None of us down here really had any doubts. In fact, one January 6 news report where I live explained that our local Academy Sports store already had ‘Bama national championship t-shirts in boxes in the stores the weekend before the game, ready to cut the packing tape and sell them immediately after the game had been won! In fact, I saw, while I was Christmas shopping with my kids, that the same store had a huge banner up over their front doors announcing that they would have those national championship t-shirts on sale immediately after game— and that was more than two weeks before it was played! Crazy!
And frankly, the consensus – if you’re not a Notre Dame fan – was that Alabama would go home with the trophy. On the day of the game, ESPN’s website published “10 reasons Alabama will win it all.” (The article’s publication date says January 8th, but it was published on the 7th, trust me.) The Sporting News had Alabama as 9.5 point favorites on the day of the game.
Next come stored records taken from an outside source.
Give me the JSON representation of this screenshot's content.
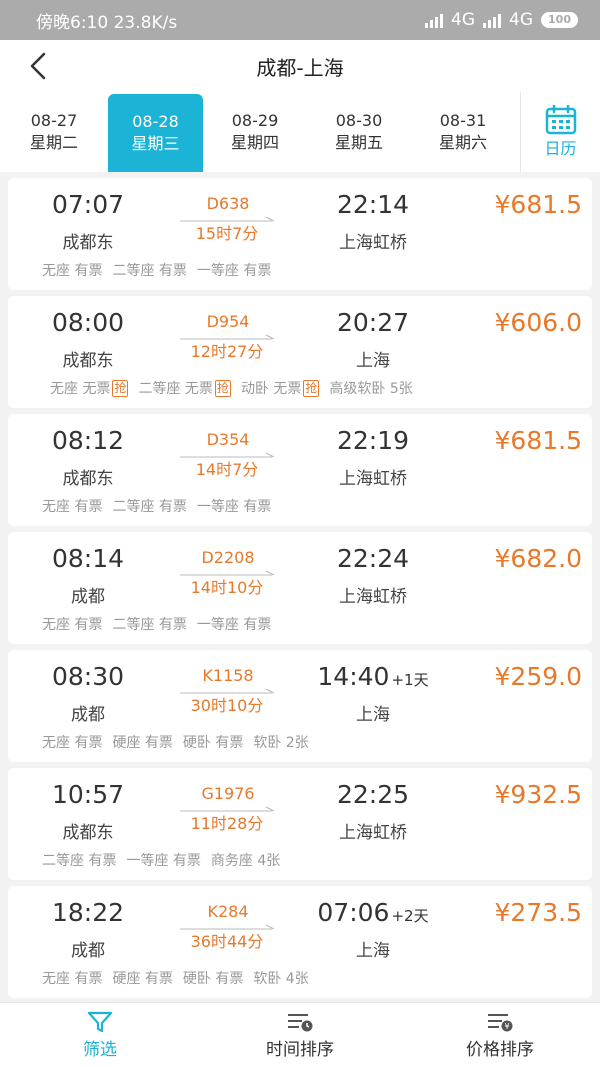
{
  "status_bar": {
    "time_text": "傍晚6:10",
    "speed": "23.8K/s",
    "network_1": "4G",
    "network_2": "4G",
    "battery": "100"
  },
  "header": {
    "title": "成都-上海",
    "back_icon": "chevron-left-icon"
  },
  "date_tabs": [
    {
      "date": "08-27",
      "weekday": "星期二",
      "active": false
    },
    {
      "date": "08-28",
      "weekday": "星期三",
      "active": true
    },
    {
      "date": "08-29",
      "weekday": "星期四",
      "active": false
    },
    {
      "date": "08-30",
      "weekday": "星期五",
      "active": false
    },
    {
      "date": "08-31",
      "weekday": "星期六",
      "active": false
    }
  ],
  "calendar": {
    "label": "日历",
    "icon": "calendar-icon"
  },
  "trains": [
    {
      "dep_time": "07:07",
      "dep_station": "成都东",
      "train_no": "D638",
      "duration": "15时7分",
      "arr_time": "22:14",
      "day_offset": "",
      "arr_station": "上海虹桥",
      "price": "¥681.5",
      "seats": [
        {
          "text": "无座 有票",
          "grab": ""
        },
        {
          "text": "二等座 有票",
          "grab": ""
        },
        {
          "text": "一等座 有票",
          "grab": ""
        }
      ]
    },
    {
      "dep_time": "08:00",
      "dep_station": "成都东",
      "train_no": "D954",
      "duration": "12时27分",
      "arr_time": "20:27",
      "day_offset": "",
      "arr_station": "上海",
      "price": "¥606.0",
      "seats": [
        {
          "text": "无座 无票",
          "grab": "抢"
        },
        {
          "text": "二等座 无票",
          "grab": "抢"
        },
        {
          "text": "动卧 无票",
          "grab": "抢"
        },
        {
          "text": "高级软卧 5张",
          "grab": ""
        }
      ]
    },
    {
      "dep_time": "08:12",
      "dep_station": "成都东",
      "train_no": "D354",
      "duration": "14时7分",
      "arr_time": "22:19",
      "day_offset": "",
      "arr_station": "上海虹桥",
      "price": "¥681.5",
      "seats": [
        {
          "text": "无座 有票",
          "grab": ""
        },
        {
          "text": "二等座 有票",
          "grab": ""
        },
        {
          "text": "一等座 有票",
          "grab": ""
        }
      ]
    },
    {
      "dep_time": "08:14",
      "dep_station": "成都",
      "train_no": "D2208",
      "duration": "14时10分",
      "arr_time": "22:24",
      "day_offset": "",
      "arr_station": "上海虹桥",
      "price": "¥682.0",
      "seats": [
        {
          "text": "无座 有票",
          "grab": ""
        },
        {
          "text": "二等座 有票",
          "grab": ""
        },
        {
          "text": "一等座 有票",
          "grab": ""
        }
      ]
    },
    {
      "dep_time": "08:30",
      "dep_station": "成都",
      "train_no": "K1158",
      "duration": "30时10分",
      "arr_time": "14:40",
      "day_offset": "+1天",
      "arr_station": "上海",
      "price": "¥259.0",
      "seats": [
        {
          "text": "无座 有票",
          "grab": ""
        },
        {
          "text": "硬座 有票",
          "grab": ""
        },
        {
          "text": "硬卧 有票",
          "grab": ""
        },
        {
          "text": "软卧 2张",
          "grab": ""
        }
      ]
    },
    {
      "dep_time": "10:57",
      "dep_station": "成都东",
      "train_no": "G1976",
      "duration": "11时28分",
      "arr_time": "22:25",
      "day_offset": "",
      "arr_station": "上海虹桥",
      "price": "¥932.5",
      "seats": [
        {
          "text": "二等座 有票",
          "grab": ""
        },
        {
          "text": "一等座 有票",
          "grab": ""
        },
        {
          "text": "商务座 4张",
          "grab": ""
        }
      ]
    },
    {
      "dep_time": "18:22",
      "dep_station": "成都",
      "train_no": "K284",
      "duration": "36时44分",
      "arr_time": "07:06",
      "day_offset": "+2天",
      "arr_station": "上海",
      "price": "¥273.5",
      "seats": [
        {
          "text": "无座 有票",
          "grab": ""
        },
        {
          "text": "硬座 有票",
          "grab": ""
        },
        {
          "text": "硬卧 有票",
          "grab": ""
        },
        {
          "text": "软卧 4张",
          "grab": ""
        }
      ]
    }
  ],
  "bottom_bar": [
    {
      "label": "筛选",
      "icon": "filter-icon",
      "active": true
    },
    {
      "label": "时间排序",
      "icon": "sort-time-icon",
      "active": false
    },
    {
      "label": "价格排序",
      "icon": "sort-price-icon",
      "active": false
    }
  ],
  "colors": {
    "accent": "#1bb3d6",
    "price": "#e8792b",
    "muted": "#999999"
  }
}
Anyway . . . let’s take a quick look back at the end-of-season week 15 rankings (December 2) as another reminder of SEC domination this season. Within the Top 10 of the BCS rankings, Alabama ended the regular season as #2, Florida as #3, Georgia as #7, LSU as #8, Texas A&M as #9 and South Carolina as #10. In a conference of fourteen teams, six finished in the BCS Top 10. In the AP Top 25, things are little different but not much: Alabama is still at #2, Florida is #4, Georgia is #6, then LSU, Texas A&M and South Carolina are #9, #10 and #11. (The AP list includes the undefeated-but-on-probation Ohio State team, coached by Urban Meyer who led Florida to the national championship a few years ago.)
How did SEC teams fare in other bowl games? Four wins and three losses. Vanderbilt stomped North Carolina State in the Music City Bowl. Georgia beat Nebraska on New Year’s Day in the Capitol One Bowl, but Louisville beat Florida in the Sugar Bowl on January 2nd. LSU got beat by one point in the final seconds by Clemson (another team from the Deep South) in the Chick-Fil-A Bowl, but Texas A&M beat the hell out of Oklahoma on January 4th in the Cotton Bowl. South Carolina beat Michigan in the Outback Bowl. Mississippi State, which went undefeated until their eighth game (against Alabama), got beat by Northwestern in the Gator Bowl. Ole Miss beat Pitt in the Compass Bowl on January 5th. Arkansas, Auburn, Kentucky, Tennessee, and Missouri did not go to bowl games. And of course, in case you have forgotten, Alabama won the national championship by beating the hell out of Notre Dame last night.
And we can’t forget the Heisman Trophy. Texas A&M’s quarterback Johnny Manziel became the first freshman ever to win the Heisman. Manziel’s win also makes the fourth Heisman in six years for the SEC.
However, there are going to be a lot of new faces around the SEC next year. Sadly, the SEC also sported some of the worst teams in college football this year. Head coaches were fired at Arkansas, Auburn, Kentucky, and Tennessee. Of the five SEC teams that didn’t go to bowl games, four of those schools will have new head coaches. That’s how serious we are about it down here. Almost immediately after firing Gene Chizik. Auburn had former their offensive coordinator Gus Malzahn, who coached Cam Newton and led the team to a national championship, on the job to replace him. The fired Kentucky head coach Joker Phillips is staying in the SEC, moving down to Gainesville to work as an assistant coach for the Florida Gators. Poor old Derek Dooley at Tennessee just couldn’t seem to reproduce his father’s great results at Georgia; he got fired before Thanksgiving and apparently he’s mostly playing around on Twitter these days. Arkansas didn’t really stand much of chance this year, with the Bobby Petrino mess and an interim head coach, but we’ll see where they go next year with Bret Bielema.
Now I have in front of me the long and arduous stretch of months from now until next football season. Living without college football from mid-January until late August is rough. But I’ll manage . . . don’t worry about me. I’ll pass the time praying for Gus Malzahn.